INSTRUCTIONS TO FOLLOW: Drop every picture, then repeat the records exactly.

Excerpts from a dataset
————————
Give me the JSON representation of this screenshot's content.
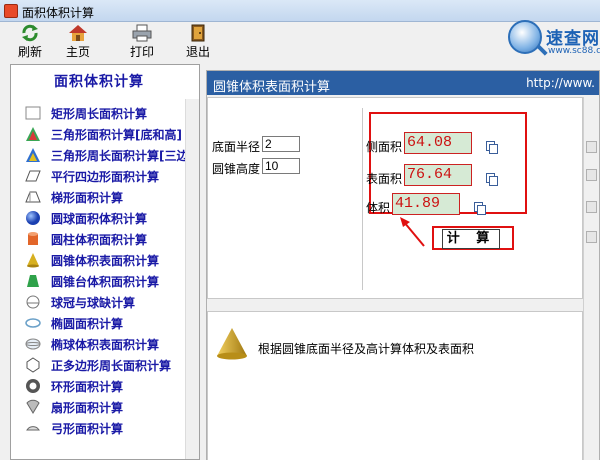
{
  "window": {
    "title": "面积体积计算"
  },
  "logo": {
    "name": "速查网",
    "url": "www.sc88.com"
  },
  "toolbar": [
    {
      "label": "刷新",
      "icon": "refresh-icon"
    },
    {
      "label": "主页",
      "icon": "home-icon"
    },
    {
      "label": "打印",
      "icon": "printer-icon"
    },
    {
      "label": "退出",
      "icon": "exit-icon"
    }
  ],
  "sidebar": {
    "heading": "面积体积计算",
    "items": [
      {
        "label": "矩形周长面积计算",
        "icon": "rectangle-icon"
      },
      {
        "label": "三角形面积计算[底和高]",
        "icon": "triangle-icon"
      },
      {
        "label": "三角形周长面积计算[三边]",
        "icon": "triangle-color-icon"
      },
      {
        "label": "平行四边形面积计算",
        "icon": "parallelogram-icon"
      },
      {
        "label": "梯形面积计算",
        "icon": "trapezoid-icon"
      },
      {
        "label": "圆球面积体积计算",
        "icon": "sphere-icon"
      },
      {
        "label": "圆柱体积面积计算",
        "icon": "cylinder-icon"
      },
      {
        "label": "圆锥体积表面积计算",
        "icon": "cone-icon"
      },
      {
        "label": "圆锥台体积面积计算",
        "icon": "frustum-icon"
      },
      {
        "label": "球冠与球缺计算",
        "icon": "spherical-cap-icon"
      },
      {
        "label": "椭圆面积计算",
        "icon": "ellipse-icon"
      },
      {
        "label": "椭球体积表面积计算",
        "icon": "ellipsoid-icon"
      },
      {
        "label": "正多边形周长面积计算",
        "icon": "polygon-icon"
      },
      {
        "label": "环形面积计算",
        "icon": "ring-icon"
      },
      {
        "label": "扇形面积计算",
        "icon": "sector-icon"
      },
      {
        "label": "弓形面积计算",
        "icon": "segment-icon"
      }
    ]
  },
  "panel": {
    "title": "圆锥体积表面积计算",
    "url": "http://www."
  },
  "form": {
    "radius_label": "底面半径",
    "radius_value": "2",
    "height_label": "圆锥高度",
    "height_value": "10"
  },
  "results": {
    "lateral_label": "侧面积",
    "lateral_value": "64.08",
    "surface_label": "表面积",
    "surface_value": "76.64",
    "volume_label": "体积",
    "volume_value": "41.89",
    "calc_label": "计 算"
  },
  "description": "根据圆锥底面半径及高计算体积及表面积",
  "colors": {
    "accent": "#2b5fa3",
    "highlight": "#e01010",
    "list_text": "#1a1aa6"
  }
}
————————
ANSWER TO THE PROBLEM:
Give me the JSON representation of this screenshot's content.
{
  "window": {
    "title": "面积体积计算"
  },
  "logo": {
    "name": "速查网",
    "url": "www.sc88.com"
  },
  "toolbar": [
    {
      "label": "刷新",
      "icon": "refresh-icon"
    },
    {
      "label": "主页",
      "icon": "home-icon"
    },
    {
      "label": "打印",
      "icon": "printer-icon"
    },
    {
      "label": "退出",
      "icon": "exit-icon"
    }
  ],
  "sidebar": {
    "heading": "面积体积计算",
    "items": [
      {
        "label": "矩形周长面积计算",
        "icon": "rectangle-icon"
      },
      {
        "label": "三角形面积计算[底和高]",
        "icon": "triangle-icon"
      },
      {
        "label": "三角形周长面积计算[三边]",
        "icon": "triangle-color-icon"
      },
      {
        "label": "平行四边形面积计算",
        "icon": "parallelogram-icon"
      },
      {
        "label": "梯形面积计算",
        "icon": "trapezoid-icon"
      },
      {
        "label": "圆球面积体积计算",
        "icon": "sphere-icon"
      },
      {
        "label": "圆柱体积面积计算",
        "icon": "cylinder-icon"
      },
      {
        "label": "圆锥体积表面积计算",
        "icon": "cone-icon"
      },
      {
        "label": "圆锥台体积面积计算",
        "icon": "frustum-icon"
      },
      {
        "label": "球冠与球缺计算",
        "icon": "spherical-cap-icon"
      },
      {
        "label": "椭圆面积计算",
        "icon": "ellipse-icon"
      },
      {
        "label": "椭球体积表面积计算",
        "icon": "ellipsoid-icon"
      },
      {
        "label": "正多边形周长面积计算",
        "icon": "polygon-icon"
      },
      {
        "label": "环形面积计算",
        "icon": "ring-icon"
      },
      {
        "label": "扇形面积计算",
        "icon": "sector-icon"
      },
      {
        "label": "弓形面积计算",
        "icon": "segment-icon"
      }
    ]
  },
  "panel": {
    "title": "圆锥体积表面积计算",
    "url": "http://www."
  },
  "form": {
    "radius_label": "底面半径",
    "radius_value": "2",
    "height_label": "圆锥高度",
    "height_value": "10"
  },
  "results": {
    "lateral_label": "侧面积",
    "lateral_value": "64.08",
    "surface_label": "表面积",
    "surface_value": "76.64",
    "volume_label": "体积",
    "volume_value": "41.89",
    "calc_label": "计 算"
  },
  "description": "根据圆锥底面半径及高计算体积及表面积",
  "colors": {
    "accent": "#2b5fa3",
    "highlight": "#e01010",
    "list_text": "#1a1aa6"
  }
}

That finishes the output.